■ Entries from a dataset of interfaces
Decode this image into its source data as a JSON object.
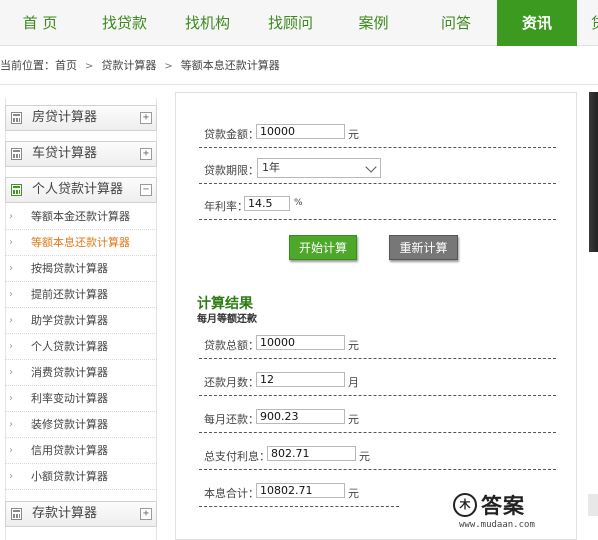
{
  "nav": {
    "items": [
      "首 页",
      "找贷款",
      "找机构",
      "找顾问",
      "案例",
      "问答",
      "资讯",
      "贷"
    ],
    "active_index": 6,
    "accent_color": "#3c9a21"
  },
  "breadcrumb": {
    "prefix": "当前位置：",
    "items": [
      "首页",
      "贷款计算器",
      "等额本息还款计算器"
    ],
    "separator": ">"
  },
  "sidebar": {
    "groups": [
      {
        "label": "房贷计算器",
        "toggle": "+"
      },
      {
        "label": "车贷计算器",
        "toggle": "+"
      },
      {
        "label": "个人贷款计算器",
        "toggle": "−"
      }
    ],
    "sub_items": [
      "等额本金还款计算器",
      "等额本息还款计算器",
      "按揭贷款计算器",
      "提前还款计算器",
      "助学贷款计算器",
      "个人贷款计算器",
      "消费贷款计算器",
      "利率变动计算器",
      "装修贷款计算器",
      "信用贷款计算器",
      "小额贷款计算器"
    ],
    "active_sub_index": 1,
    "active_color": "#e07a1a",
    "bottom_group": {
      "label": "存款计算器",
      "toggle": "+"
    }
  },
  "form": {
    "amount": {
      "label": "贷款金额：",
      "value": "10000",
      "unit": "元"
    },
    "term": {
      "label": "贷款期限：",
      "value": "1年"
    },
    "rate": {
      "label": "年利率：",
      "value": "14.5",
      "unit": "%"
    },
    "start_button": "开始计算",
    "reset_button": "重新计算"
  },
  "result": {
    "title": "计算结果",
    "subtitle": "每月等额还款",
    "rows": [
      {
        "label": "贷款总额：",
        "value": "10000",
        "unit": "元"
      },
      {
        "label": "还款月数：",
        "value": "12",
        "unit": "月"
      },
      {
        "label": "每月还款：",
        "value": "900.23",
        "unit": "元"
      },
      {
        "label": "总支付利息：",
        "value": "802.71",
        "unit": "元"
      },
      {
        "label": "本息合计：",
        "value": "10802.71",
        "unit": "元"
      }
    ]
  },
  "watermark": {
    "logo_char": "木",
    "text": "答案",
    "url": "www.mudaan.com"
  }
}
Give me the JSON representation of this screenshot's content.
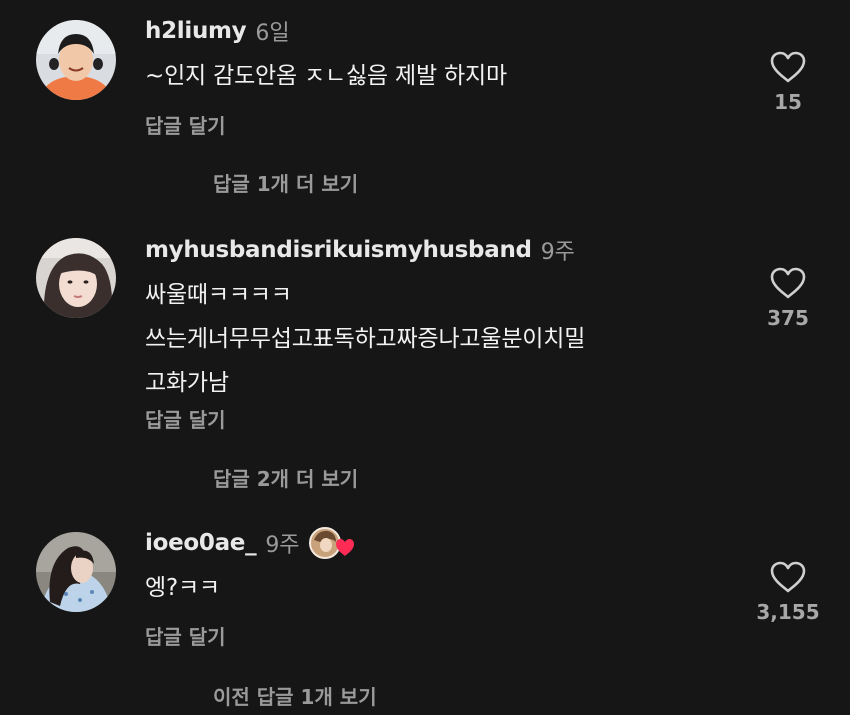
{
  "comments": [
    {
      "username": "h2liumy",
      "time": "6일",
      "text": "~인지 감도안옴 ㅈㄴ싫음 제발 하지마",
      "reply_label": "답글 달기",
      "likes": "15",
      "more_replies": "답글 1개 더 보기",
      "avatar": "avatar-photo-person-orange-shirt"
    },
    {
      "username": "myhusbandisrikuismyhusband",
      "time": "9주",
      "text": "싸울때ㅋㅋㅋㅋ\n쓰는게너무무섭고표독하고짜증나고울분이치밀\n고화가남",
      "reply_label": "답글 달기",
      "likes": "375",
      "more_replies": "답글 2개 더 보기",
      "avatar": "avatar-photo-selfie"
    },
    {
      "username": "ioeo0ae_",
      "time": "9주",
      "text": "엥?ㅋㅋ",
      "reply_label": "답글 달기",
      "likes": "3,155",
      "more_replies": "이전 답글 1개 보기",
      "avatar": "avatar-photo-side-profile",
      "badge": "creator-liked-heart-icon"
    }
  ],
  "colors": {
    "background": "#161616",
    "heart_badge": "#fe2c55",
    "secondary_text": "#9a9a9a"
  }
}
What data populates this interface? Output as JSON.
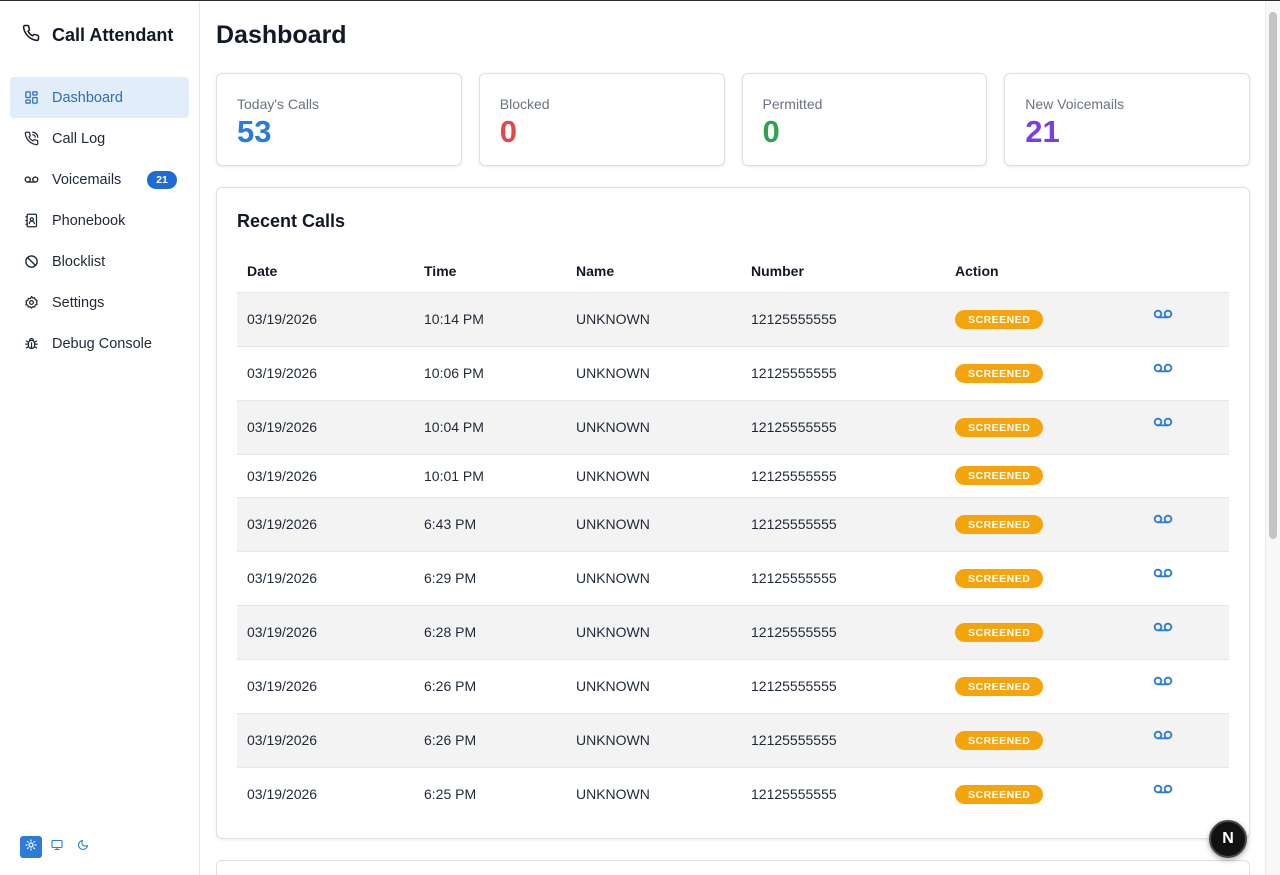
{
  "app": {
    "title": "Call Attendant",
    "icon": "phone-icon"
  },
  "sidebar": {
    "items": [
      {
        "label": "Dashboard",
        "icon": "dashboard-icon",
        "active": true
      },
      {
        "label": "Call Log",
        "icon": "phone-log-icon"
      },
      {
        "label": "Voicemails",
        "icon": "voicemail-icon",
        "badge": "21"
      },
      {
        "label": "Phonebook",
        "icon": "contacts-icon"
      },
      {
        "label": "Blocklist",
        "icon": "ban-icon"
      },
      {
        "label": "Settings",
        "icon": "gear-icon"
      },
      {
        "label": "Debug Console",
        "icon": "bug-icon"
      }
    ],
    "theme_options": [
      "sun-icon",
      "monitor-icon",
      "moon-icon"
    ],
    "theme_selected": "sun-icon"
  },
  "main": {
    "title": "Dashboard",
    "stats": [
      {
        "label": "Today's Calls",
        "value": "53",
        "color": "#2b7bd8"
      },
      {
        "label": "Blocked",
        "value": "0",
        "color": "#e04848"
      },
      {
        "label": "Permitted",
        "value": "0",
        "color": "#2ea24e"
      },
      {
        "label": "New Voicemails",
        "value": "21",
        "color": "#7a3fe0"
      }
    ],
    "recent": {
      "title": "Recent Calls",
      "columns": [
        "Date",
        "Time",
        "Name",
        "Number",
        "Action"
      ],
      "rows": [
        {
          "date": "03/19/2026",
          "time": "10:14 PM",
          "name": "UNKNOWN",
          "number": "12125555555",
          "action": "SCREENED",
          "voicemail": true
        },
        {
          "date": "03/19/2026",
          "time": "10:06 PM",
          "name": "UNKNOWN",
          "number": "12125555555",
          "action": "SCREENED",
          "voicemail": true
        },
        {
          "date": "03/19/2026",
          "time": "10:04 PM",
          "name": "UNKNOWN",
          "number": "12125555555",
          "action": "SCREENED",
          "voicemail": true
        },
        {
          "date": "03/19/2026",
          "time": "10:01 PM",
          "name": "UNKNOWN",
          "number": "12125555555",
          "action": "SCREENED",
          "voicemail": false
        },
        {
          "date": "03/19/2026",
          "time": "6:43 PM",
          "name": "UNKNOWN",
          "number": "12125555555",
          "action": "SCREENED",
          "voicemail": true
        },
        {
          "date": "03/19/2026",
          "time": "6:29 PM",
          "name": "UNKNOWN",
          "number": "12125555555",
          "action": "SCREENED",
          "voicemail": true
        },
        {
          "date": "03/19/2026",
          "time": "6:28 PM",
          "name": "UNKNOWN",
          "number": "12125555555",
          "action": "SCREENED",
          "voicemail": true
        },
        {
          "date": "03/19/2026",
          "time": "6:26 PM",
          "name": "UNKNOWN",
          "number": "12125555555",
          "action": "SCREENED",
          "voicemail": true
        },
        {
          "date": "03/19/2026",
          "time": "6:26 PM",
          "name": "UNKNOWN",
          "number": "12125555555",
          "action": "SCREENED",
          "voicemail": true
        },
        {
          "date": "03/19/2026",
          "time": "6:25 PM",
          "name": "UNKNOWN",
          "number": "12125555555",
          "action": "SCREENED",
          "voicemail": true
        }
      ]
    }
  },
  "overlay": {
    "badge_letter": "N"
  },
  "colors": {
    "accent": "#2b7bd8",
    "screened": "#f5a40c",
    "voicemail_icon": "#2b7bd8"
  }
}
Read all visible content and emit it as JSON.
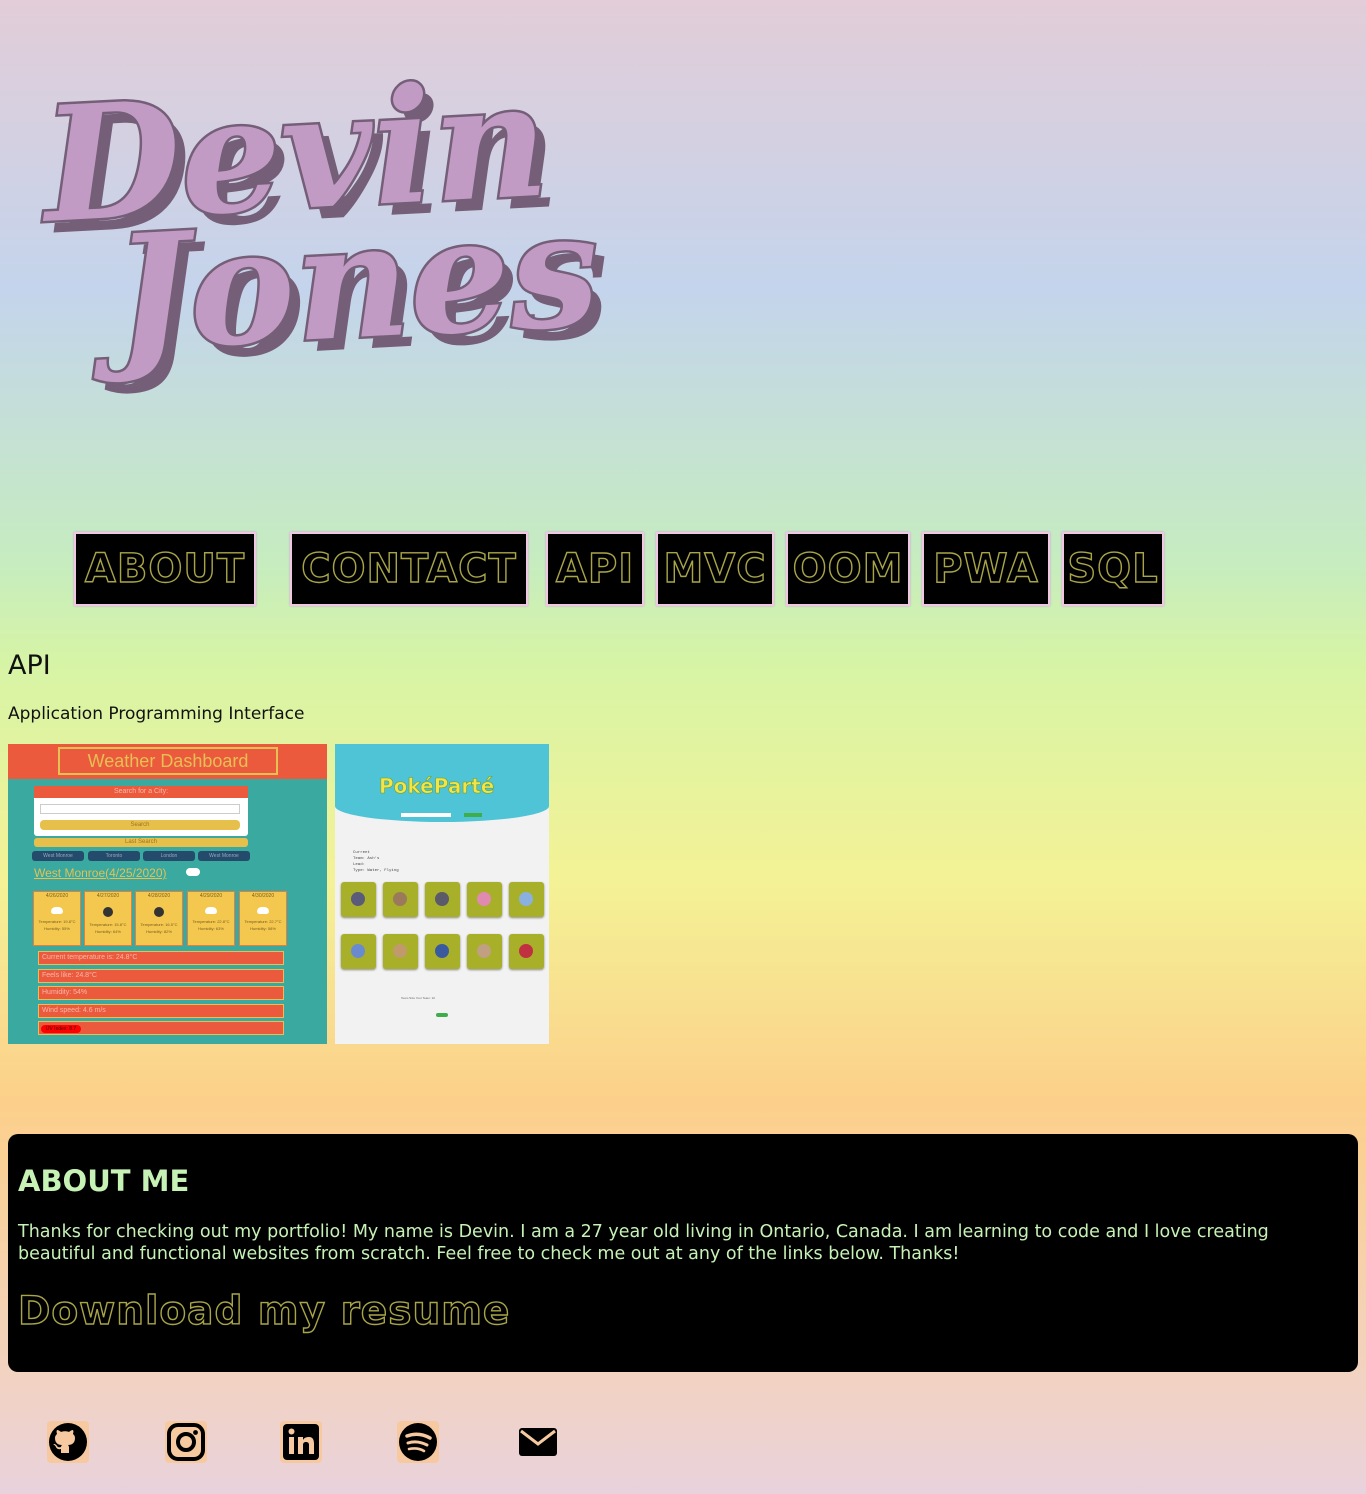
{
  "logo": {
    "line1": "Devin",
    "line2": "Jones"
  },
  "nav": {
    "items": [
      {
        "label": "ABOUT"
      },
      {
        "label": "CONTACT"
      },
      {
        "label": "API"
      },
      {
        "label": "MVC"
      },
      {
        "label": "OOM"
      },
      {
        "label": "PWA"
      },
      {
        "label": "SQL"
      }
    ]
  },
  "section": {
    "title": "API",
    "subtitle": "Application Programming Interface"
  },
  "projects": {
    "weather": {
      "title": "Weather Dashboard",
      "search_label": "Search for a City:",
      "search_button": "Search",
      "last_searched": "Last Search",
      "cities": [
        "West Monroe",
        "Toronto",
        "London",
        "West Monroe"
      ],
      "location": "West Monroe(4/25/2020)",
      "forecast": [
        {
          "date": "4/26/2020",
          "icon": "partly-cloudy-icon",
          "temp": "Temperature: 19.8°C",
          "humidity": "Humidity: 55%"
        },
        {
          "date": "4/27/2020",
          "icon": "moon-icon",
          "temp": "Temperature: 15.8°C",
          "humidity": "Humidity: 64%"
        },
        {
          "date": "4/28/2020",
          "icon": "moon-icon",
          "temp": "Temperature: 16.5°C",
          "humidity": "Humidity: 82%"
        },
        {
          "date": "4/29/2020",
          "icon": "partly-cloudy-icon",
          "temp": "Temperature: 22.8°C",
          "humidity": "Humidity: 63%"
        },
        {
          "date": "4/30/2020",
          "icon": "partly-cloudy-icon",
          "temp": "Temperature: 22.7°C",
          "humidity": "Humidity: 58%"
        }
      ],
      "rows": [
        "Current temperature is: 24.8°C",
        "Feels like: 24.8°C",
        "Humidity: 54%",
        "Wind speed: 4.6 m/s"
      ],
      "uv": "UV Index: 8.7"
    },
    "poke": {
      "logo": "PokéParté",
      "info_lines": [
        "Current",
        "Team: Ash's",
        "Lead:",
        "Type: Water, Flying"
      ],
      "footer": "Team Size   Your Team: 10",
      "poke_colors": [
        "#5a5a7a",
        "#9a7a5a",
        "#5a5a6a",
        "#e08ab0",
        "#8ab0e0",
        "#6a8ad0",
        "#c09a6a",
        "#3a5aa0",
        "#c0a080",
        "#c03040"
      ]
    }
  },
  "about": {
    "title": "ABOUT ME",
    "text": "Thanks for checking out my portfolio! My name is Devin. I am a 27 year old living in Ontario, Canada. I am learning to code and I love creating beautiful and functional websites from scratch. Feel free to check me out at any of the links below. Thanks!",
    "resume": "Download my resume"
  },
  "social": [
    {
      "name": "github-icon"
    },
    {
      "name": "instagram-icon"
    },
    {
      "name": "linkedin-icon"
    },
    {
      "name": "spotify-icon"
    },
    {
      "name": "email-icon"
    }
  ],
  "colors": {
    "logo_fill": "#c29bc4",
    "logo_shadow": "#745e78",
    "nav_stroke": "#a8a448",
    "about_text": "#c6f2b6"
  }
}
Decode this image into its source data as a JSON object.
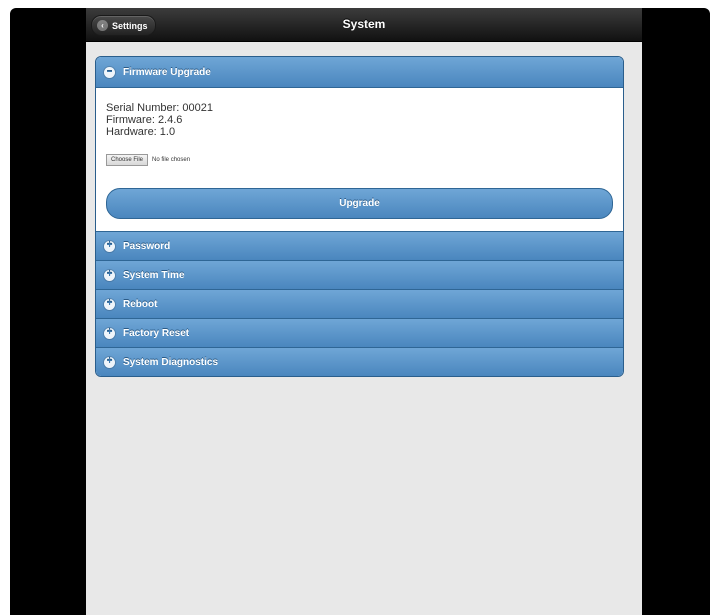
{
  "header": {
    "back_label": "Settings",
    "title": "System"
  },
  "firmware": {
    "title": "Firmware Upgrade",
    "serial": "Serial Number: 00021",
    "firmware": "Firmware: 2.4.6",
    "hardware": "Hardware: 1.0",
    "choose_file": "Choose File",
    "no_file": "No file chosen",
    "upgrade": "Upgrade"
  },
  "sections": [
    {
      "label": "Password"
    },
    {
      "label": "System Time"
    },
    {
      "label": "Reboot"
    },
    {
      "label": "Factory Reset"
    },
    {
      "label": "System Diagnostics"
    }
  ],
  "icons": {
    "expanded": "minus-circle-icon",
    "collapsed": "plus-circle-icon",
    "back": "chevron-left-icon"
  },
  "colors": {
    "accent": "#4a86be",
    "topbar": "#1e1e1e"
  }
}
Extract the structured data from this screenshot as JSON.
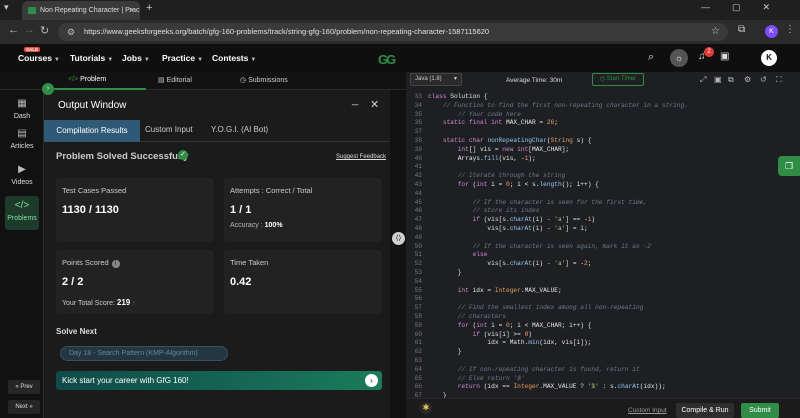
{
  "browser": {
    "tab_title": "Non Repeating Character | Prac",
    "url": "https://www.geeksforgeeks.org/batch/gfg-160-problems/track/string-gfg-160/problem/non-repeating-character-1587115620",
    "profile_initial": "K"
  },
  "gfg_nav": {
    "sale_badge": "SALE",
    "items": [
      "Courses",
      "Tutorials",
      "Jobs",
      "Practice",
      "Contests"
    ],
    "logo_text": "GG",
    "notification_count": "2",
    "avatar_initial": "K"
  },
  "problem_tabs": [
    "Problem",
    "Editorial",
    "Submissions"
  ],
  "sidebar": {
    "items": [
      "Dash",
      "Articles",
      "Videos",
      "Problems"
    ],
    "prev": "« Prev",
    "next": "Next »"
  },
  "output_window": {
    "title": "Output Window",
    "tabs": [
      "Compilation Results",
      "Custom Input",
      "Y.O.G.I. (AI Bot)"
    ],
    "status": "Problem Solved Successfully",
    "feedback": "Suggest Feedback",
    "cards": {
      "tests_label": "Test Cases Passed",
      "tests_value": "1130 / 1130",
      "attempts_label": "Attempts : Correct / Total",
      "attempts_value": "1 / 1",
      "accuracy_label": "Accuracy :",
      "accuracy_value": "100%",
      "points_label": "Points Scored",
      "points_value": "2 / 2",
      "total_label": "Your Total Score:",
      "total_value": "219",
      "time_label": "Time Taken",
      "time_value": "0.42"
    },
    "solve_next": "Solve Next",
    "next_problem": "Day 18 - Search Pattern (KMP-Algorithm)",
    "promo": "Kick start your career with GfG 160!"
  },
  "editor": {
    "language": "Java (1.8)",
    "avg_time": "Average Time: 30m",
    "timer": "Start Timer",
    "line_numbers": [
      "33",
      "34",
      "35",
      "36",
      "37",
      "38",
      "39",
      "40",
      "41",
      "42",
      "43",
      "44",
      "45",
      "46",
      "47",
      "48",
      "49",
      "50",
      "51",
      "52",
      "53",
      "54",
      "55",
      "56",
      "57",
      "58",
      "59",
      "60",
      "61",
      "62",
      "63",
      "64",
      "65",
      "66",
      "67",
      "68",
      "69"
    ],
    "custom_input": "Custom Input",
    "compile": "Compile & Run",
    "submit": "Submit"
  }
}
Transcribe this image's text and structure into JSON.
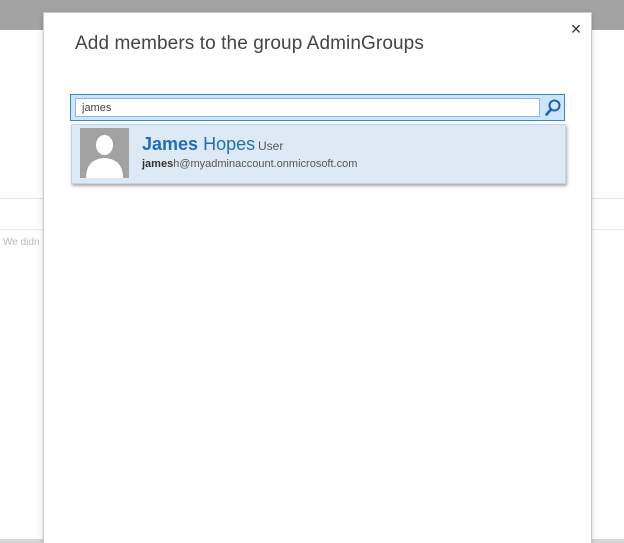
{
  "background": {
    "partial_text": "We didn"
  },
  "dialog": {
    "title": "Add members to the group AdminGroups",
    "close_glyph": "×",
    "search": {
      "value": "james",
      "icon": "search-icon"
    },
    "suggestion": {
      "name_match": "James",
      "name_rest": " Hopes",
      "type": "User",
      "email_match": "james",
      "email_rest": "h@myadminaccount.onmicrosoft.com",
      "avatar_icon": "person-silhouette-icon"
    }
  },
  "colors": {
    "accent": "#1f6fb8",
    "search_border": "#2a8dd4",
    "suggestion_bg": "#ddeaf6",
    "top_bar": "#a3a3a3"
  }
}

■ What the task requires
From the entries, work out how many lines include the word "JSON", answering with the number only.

■ Problem solution
7